How Much Does a Lawyer Cost?
When seeking legal assistance, one of the primary concerns for individuals is the cost of hiring a lawyer. The fees for legal services can vary widely depending on several factors, such as the area of law, the experience of the attorney, and the region where the services are provided. Particularly in the realm of personal injury law, costs can differ based on the case complexity, the compensation being sought, and the fee structure the attorney employs.
Most personal injury attorneys work on a contingency fee basis, which means their payment is contingent upon the client receiving a settlement or verdict in their favor. This arrangement can prove beneficial for clients who may not have the funds to pay an attorney upfront; however, it’s critical to understand the percentage of the settlement that will be allocated to the attorney’s fees. These percentages can range, but they typically fall between 25% and 40% of the awarded amount or settlement.

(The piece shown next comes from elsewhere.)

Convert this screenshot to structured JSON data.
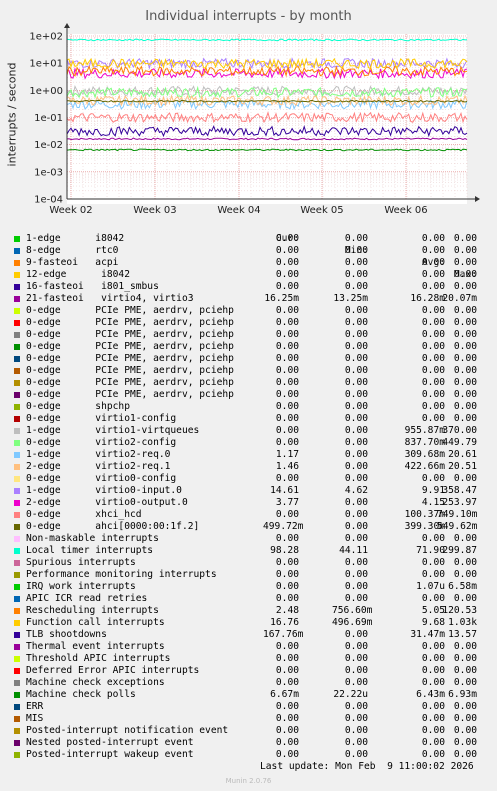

In contrast, some lawyers may charge by the hour, a flat rate, or via a retainer, which is an upfront fee that acts as a down payment on future services. It’s essential for potential clients to thoroughly discuss fees and payment structures with their chosen personal injury attorney before engaging their services to ensure clarity and avoid any unexpected financial obligations as their case progresses.
Understanding Lawyer Fees
Lawyer fees can widely vary based on the type of legal case, the lawyer’s experience, and the fee structure they use. Clients will encounter different pricing and payment setups dependent on their legal needs.
Types of Legal Fees
Flat Fees: These are fixed fees for services such as drafting a will or handling a simple bankruptcy filing. A lawyer may charge a flat fee for a predictable and straightforward case.
- Hourly Rates: Lawyers often charge for every hour they work on a case. Hourly rates can fluctuate based on the lawyer’s expertise and geographic location.
- Contingency Fees: Personal injury attorneys usually work on a contingency fee basis. This means that they only receive payment if they win the case, typically as a percentage of the settlement or award.
- Retainer Fees: Some lawyers require a retainer fee upfront, which is a down payment from which they deduct hourly charges as they work on the case.
Factors That Influence Fees
- Case Complexity: Simple legal matters cost less, whereas complex litigations requiring extensive research and lengthy trials will incur higher fees.
- Lawyer’s Experience and Reputation: Seasoned lawyers with established reputations may charge more due to their proven track record.
- Location: Lawyers in metropolitan areas may charge more than those in rural areas due to the higher cost of living and operational costs.
- Duration of Case: Longer cases require more hours of work, leading to higher overall costs.
- Court Costs and Other Expenses: Apart from lawyer’s fees, clients may need to pay for court fees, document filing charges, and other miscellaneous legal expenses.
Understanding these aspects can help prospective clients anticipate the costs associated with hiring a lawyer. It’s advisable for clients to discuss fees and billing practices with a lawyer before securing their services.
Average Cost for Different Legal Services
Legal fees can vary widely depending on the type of service and the attorney’s experience and expertise. It is essential for clients to understand these variations in costs before committing to legal representation.
Personal Injury Attorney Fees
Personal injury attorneys often work on a contingency fee basis, meaning their payment is a percentage of the client’s awarded damages—usually between 25% and 40%. The exact percentage may depend on whether a settlement is reached or if the case proceeds to trial.
- Contingency Fee: 25% – 40% of awarded damages
If the case is settled out of court, the lower end of the range is common. Should the case go to trial, fees tend to be on the higher end due to additional court costs and resources required.
- Settlement: Around 25% – 33%
- Trial: Could reach up to 40%
Costs for Other Common Legal Services
Fees for legal services can be structured in various ways such as hourly rates, flat fees, or retainer agreements. The costs will depend on the complexity of the case, the area of law, and the geographic location. Below are some typical fee structures:
- Hourly Rates: Ranges from $150 to $500+ per hour
- Flat Fees: Common for services like writing wills or handling uncontested divorces; can range from $300 to $5,000+
The kind of legal service required will significantly influence the cost. For instance, a divorce attorney might charge a flat fee if the divorce is uncontested. For more complicated cases that go to trial, attorneys might ask for a retainer upfront and then bill hourly against that retainer.
- Uncontested Divorce Flat Fee: Approximately $300 to $1,500
- Contested Divorce: Often requires a retainer and hourly billing
Retainers are common in cases where ongoing legal work is needed and act as a down payment against which hourly rates are billed.
- Retainer: Typically $2,000 to $5,000 for starters, depending on case complexity